DECSET to supply mapping (either to 10646 or from it) and SYNTAX to
refer to ERCS (using it's public identifier).

In practise, it is probably easier to use ERCS to define the
character class tables, and optimise a parser for it. One could then
use table driven conversion for things like EUC, SJIS etc. For
example, in current clients, we have roughly:


and if we want to support a new character set, we have to modify the
decoder, the categorisation subsystem, and quite probably the parser
and display subsystem too.

If one uses ERCS though, one gets:


where the [normaliser] is in fact a table lookup (the tables for SJIS
and whatnot can be compressed down to 30k or so, and in fact, like
DECSET, the tables could go either way). Now if we want to add support
for a new character set to the above, we get:


I won't go into excruciating amounts of detail, but rather, let the
figures speak for themselves, and let inventive minds think of the
optimisations one could perform on the above.

In short: if we want to send out 2.0, and not address character set
issues, fine. Let's leave it ISO8859-1 centric, and have an SGML
declaration, and text in the standard to reflect the fact.

If we do want to define a single SGML declaration that is locale
independent, and which offers a clean, and efficient, implementation
strategy, let's just use ERCS. I have not seen, and very much doubt I
will ever see, anthing superior (sp's model is *much* more
complicated). As noted before, this does *not* mean we are forcing
Unicode use either.

I should note that this fits in very nicely with my earlier proposal
of having Unicode be the lingua franca of the WWW. I have *never*
stated that Unicode is the only character set we should support. Using
the above architecture, it should be easy for browser implementors to
support multiple character sets, of which Unicode would be but one
(and before people moan about how hard it is to implement Unicode, and
lack of fonts, I'd like to point out that actually, all the stuff *is*
out there if you look hard, and are willing to spend time integrating

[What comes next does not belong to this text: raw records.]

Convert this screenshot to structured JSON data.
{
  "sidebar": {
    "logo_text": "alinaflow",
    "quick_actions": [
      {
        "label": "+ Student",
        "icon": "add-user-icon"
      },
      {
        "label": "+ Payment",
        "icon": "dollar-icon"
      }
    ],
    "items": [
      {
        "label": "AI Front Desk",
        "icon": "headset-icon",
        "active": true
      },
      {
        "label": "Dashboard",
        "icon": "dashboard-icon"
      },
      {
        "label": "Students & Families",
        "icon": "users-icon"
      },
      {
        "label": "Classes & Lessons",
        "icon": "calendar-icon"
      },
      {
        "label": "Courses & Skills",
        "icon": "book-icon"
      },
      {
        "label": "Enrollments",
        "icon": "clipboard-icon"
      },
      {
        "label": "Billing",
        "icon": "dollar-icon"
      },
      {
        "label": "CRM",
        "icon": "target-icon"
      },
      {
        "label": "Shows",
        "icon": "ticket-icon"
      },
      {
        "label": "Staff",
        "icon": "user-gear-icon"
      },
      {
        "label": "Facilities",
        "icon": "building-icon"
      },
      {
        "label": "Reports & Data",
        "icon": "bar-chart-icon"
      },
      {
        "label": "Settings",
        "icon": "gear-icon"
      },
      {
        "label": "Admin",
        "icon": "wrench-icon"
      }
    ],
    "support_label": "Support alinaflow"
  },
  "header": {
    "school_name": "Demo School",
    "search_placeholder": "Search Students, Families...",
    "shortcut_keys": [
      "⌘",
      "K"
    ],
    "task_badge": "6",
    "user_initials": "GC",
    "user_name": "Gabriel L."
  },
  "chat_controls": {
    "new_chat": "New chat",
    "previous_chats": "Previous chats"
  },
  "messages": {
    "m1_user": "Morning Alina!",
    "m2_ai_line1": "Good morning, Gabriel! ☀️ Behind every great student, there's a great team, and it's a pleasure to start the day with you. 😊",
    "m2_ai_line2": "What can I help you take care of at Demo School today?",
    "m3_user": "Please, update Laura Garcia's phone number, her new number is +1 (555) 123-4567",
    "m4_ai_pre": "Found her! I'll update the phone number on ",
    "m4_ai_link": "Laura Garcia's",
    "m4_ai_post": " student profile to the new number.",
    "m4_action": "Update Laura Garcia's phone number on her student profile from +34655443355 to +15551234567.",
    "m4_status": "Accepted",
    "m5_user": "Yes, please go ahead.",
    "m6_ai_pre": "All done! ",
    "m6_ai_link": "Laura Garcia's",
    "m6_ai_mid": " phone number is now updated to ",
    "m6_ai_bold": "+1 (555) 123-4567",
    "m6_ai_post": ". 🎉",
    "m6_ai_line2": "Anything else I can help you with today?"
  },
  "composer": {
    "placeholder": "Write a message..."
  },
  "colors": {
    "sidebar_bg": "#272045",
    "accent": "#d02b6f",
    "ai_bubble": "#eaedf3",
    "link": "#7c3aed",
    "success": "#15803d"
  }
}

I still feel that Unicode is a perfect lingua franca for the WWW. Just
as ISO 8859-1 spurred WWW development by not isolating the European
community, so Unicode can bring together the World at large.

To that end, I stand behind my earlier proposal that all browsers
should at least be able to parse UCS-2, and UTF-8 (dropping UTF-7),
and that all servers should be able to convert to it as required (and
again, the mapping is trivial).

Let's forget it for 2.0, but we *must* solve this problem in 2.1, and
any handwaving at all will be both inexcusable, and irresponsible.
The 2 things we should put into place now are the charset=xxxxx
parameter on the content type specifier, and the Accept-Charset:
parameter in HTTP.

It might also be a good idea to take the list of IETF-registered
character sets, and describe what would be required to allow HTML data
to be parsed in an SGML conformant manner, and make it available
seperately from the actual spec. Perhaps someone could volunteer to
coordinate the effort (I don't have time...),

Gavin "Do I get gadfly status yet?" Nicol
NOT speaking for EBT!